PVA Glue Characteristics

PVA glues are viscous liquids that may be yellow or white, with the yellow form being somewhat stronger than the white. PVA glue is water-based. It sets best at room temperature and needs good air circulation, as it dries by evaporation. To form a really strong join, PVA glue may need pressure from a weight or clamp while it dries. Some brands of PVA glue include Elmer's Carpenter's Wood Glue and Unibond PVA.

Polyurethane Glue Advantages

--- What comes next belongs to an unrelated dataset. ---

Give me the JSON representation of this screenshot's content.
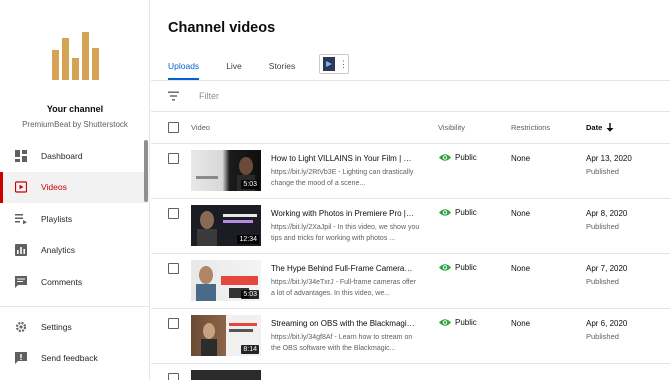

Polyurethane glue's foaming characteristic gives it superior gap-filling properties, as it expands to fill any available space. This makes it a popular choice for uneven surfaces or loose joints. Unlike PVA glue, it bonds well with smooth surfaces such as glass, some plastics and rubber. Once the plastic foam has cured, it becomes hard, durable and waterproof.

Polyurethane Glue Disadvantages

Polyurethane glue gives off strong fumes. For this reason it's best used in a well-ventilated area. For the glue to foam and cure properly, surfaces to be glued must be moistened first. The glue generally escapes the joint as the foam expands. This creates messy leakage that must be cleaned up, either by wiping with acetone before the glue dries or by scraping and sanding afterwards. Despite its reputation for superior strength, polyurethane glues have underperformed in some trials.

PVA Glue Advantages

PVA glue is relatively non-toxic, making it a popular choice for children's crafts (although it should not be swallowed). It dries fairly fast and forms strong, flexible bonds on paper, textiles and other porous materials. Although typically not waterproof, all PVA glues are water-resistant. Used properly, yellow PVA adhesives are very effective wood glues, outperforming polyurethane glue and other adhesives under certain circumstances. It is significantly cheaper than polyurethane glue.

PVA Glue Disadvantages

Although a few waterproof PVA glues have begun to appear on the market, most PVA glues do not perform well in wet or very humid conditions, making them unsuitable for outdoor use. PVA glues can't stick to smooth surfaces like glass, glazed pottery or smooth plastics. While it can be bulked up with materials such as sawdust, PVA glue doesn't have the space-filling properties of polyurethane glue.

Don't Miss

Filter:
  • All types
  • Articles
  • Slideshows
  • Videos
Sort:
  • Most relevant
  • Most popular
  • Most recent

No articles available

No slideshows available

No videos available

By using the eHow.co.uk site, you consent to the use of cookies. For more information, please see our Cookie policy.